## [TASK DESCRIPTION]
Your answer should be one number, the count of lines in the data that hold "Right".

## [Dataset rows for apps and sites]
[Start of Attachment]

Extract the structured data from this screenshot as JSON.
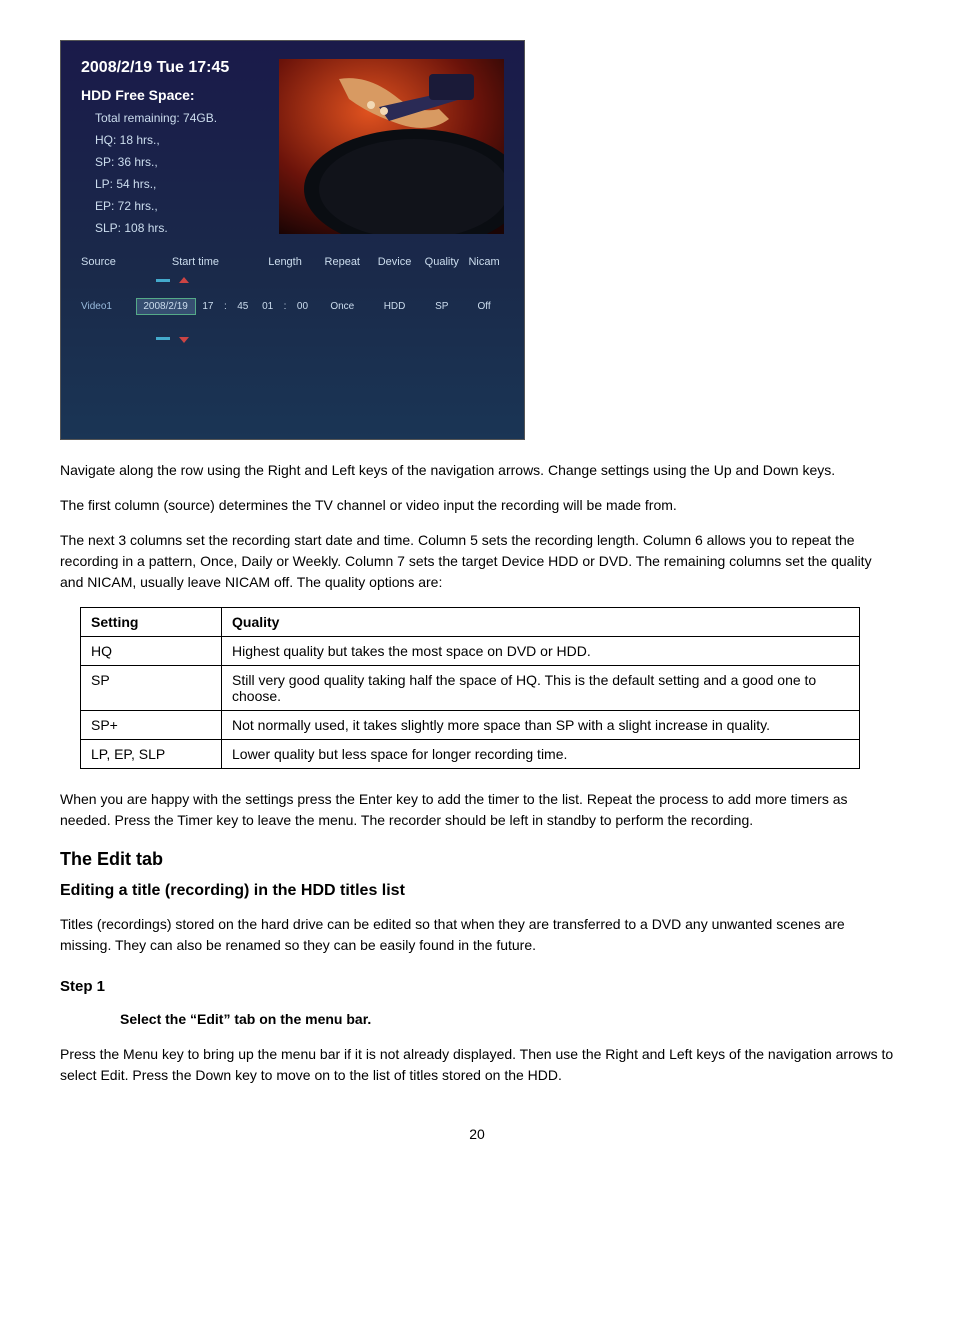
{
  "screenshot": {
    "datetime": "2008/2/19 Tue 17:45",
    "freespace_title": "HDD Free Space:",
    "lines": {
      "total": "Total remaining: 74GB.",
      "hq": "HQ: 18 hrs.,",
      "sp": "SP: 36 hrs.,",
      "lp": "LP: 54 hrs.,",
      "ep": "EP: 72 hrs.,",
      "slp": "SLP: 108 hrs."
    },
    "headers": {
      "source": "Source",
      "start_time": "Start time",
      "length": "Length",
      "repeat": "Repeat",
      "device": "Device",
      "quality": "Quality",
      "nicam": "Nicam"
    },
    "row": {
      "source": "Video1",
      "date": "2008/2/19",
      "hh": "17",
      "sep": ":",
      "mm": "45",
      "len_hh": "01",
      "len_mm": "00",
      "repeat": "Once",
      "device": "HDD",
      "quality": "SP",
      "nicam": "Off"
    }
  },
  "paragraphs": {
    "p1": "Navigate along the row using the Right and Left keys of the navigation arrows. Change settings using the Up and Down keys.",
    "p2": "The first column (source) determines the TV channel or video input the recording will be made from.",
    "p3": "The next 3 columns set the recording start date and time. Column 5 sets the recording length. Column 6 allows you to repeat the recording in a pattern, Once, Daily or Weekly. Column 7 sets the target Device HDD or DVD. The remaining columns set the quality and NICAM, usually leave NICAM off. The quality options are:",
    "p4": "When you are happy with the settings press the Enter key to add the timer to the list. Repeat the process to add more timers as needed. Press the Timer key to leave the menu. The recorder should be left in standby to perform the recording."
  },
  "quality_table": {
    "head_setting": "Setting",
    "head_quality": "Quality",
    "rows": [
      {
        "setting": "HQ",
        "quality": "Highest quality but takes the most space on DVD or HDD."
      },
      {
        "setting": "SP",
        "quality": "Still very good quality taking half the space of HQ. This is the default setting and a good one to choose."
      },
      {
        "setting": "SP+",
        "quality": "Not normally used, it takes slightly more space than SP with a slight increase in quality."
      },
      {
        "setting": "LP, EP, SLP",
        "quality": "Lower quality but less space for longer recording time."
      }
    ]
  },
  "edit_section": {
    "title": "The Edit tab",
    "sub": "Editing a title (recording) in the HDD titles list",
    "p1": "Titles (recordings) stored on the hard drive can be edited so that when they are transferred to a DVD any unwanted scenes are missing. They can also be renamed so they can be easily found in the future.",
    "step1_title": "Step 1",
    "step1_body": "Select the “Edit” tab on the menu bar.",
    "step1_after": "Press the Menu key to bring up the menu bar if it is not already displayed. Then use the Right and Left keys of the navigation arrows to select Edit. Press the Down key to move on to the list of titles stored on the HDD."
  },
  "page_number": "20"
}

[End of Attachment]

## [FINISHED TASK]
2